US3302312 *Jul 19, 1962Feb 7, 1967Stetson Shoe Company IncMoccasin-type shoe
US3431570 *Apr 11, 1967Mar 11, 1969Usm CorpMethods of making welted and outsoled true moccasins
US4224747 *Jan 10, 1979Sep 30, 1980Sidney WinfieldMoccasin cushioned sole
US4246707 *Mar 27, 1980Jan 27, 1981Frank PedersenConvertible overshoes
FR1141113A * Title not available
Referenced by
Citing PatentFiling datePublication dateApplicantTitle
US4685223 *Oct 15, 1985Aug 11, 1987Long Gordon KCalifornia-type shoe
US4706316 *Mar 23, 1987Nov 17, 1987Giancarlo TanziMethod for producing footwear
US4852275 *Nov 9, 1987Aug 1, 1989Highland Import CorporationShoe having a rigid back part
US4858340 *Feb 16, 1988Aug 22, 1989Prince Manufacturing, Inc.Shoe with form fitting sole
US4955147 *Dec 16, 1988Sep 11, 1990Louis BosShoe, sandal or similar footwear
US6018891 *Sep 29, 1998Feb 1, 2000The Rockport Company, Inc.Shoe construction
US6170175 *Dec 8, 1998Jan 9, 2001Douglas FunkFootwear with internal reinforcement structure
US6966128Jul 24, 2003Nov 22, 2005Columbia Insurance CompanyMethod and apparatus for improved shoe construction
US6976320 *Oct 1, 2003Dec 20, 2005Columbia Insurance CompanyMethod and apparatus for improved shoe construction
EP0249684A2 *Mar 16, 1987Dec 23, 1987Stefan KallayMoccasin
U.S. Classification36/11, 12/142.0MC, 36/28
International ClassificationA43B3/14
Cooperative ClassificationA43B3/14
European ClassificationA43B3/14
Legal Events
May 11, 1993FPExpired due to failure to pay maintenance fee
Effective date: 19930228
Feb 28, 1993LAPSLapse for failure to pay maintenance fees
Sep 29, 1992REMIMaintenance fee reminder mailed

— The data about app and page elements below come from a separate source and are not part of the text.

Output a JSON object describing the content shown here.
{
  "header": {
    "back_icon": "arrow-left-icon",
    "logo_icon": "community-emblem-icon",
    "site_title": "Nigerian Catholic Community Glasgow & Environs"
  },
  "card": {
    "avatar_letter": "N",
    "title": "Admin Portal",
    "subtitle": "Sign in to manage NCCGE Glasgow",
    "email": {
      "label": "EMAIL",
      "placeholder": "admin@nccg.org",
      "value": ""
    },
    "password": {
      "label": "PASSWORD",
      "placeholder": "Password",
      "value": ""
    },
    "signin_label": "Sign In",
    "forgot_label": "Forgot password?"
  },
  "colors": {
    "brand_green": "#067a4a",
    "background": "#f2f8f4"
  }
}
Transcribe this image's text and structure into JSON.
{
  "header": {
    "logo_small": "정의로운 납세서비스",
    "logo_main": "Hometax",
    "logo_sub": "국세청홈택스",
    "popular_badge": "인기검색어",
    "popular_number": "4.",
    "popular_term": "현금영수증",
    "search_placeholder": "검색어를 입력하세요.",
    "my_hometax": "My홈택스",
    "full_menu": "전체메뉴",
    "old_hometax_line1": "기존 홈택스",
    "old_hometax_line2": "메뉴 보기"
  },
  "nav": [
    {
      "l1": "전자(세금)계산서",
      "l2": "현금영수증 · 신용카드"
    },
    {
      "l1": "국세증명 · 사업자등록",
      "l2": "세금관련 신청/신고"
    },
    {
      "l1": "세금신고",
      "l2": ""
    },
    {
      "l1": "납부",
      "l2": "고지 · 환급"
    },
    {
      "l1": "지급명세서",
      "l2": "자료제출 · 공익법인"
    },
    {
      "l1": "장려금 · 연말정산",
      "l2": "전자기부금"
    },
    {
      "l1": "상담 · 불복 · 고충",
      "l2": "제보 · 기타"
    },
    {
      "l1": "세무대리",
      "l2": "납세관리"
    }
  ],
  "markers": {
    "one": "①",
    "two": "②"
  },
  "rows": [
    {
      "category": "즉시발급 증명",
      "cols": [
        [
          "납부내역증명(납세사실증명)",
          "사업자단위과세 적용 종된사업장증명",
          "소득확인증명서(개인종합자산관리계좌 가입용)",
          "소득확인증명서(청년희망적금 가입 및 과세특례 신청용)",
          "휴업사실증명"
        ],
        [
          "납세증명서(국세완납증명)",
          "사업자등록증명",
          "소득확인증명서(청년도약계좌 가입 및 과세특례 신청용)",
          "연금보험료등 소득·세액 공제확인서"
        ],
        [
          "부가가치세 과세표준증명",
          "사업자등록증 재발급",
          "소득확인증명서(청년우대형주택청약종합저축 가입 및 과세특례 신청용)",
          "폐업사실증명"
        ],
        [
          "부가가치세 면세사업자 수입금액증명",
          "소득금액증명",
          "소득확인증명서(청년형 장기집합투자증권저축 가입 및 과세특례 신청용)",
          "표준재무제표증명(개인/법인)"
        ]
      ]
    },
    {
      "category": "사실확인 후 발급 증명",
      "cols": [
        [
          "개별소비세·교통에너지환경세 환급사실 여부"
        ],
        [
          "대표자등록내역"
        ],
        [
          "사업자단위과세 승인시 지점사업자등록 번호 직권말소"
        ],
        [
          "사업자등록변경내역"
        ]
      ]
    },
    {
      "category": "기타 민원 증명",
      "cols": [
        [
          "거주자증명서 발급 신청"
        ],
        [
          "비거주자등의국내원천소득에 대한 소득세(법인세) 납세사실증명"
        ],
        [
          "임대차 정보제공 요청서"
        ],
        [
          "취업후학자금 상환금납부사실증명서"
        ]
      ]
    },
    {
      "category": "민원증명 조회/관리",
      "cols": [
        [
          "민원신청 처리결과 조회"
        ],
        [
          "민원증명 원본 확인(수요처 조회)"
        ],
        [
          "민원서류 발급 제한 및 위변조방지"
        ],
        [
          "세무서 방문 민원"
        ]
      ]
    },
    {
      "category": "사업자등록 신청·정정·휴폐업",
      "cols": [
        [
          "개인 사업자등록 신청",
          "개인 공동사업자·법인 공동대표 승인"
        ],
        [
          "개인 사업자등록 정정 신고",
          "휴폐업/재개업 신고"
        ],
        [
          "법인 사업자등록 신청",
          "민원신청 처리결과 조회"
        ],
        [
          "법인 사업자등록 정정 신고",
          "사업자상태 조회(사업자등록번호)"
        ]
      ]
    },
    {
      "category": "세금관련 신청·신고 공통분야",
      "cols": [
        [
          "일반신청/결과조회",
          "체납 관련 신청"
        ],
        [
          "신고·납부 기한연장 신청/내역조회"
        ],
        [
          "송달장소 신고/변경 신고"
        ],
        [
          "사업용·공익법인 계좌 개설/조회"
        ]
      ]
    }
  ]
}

Aug 3, 1988FPAYFee payment
Year of fee payment: 4
Aug 7, 1987ASAssignment
Owner name: G.H. BASS & CO., WILTON, ME., 04294, A CORP OF DE.
Effective date: 19870804
Owner name: G.H. BASS & CO., A CORP. OF DE., MAINE
Oct 25, 1982ASAssignment
Effective date: 19821011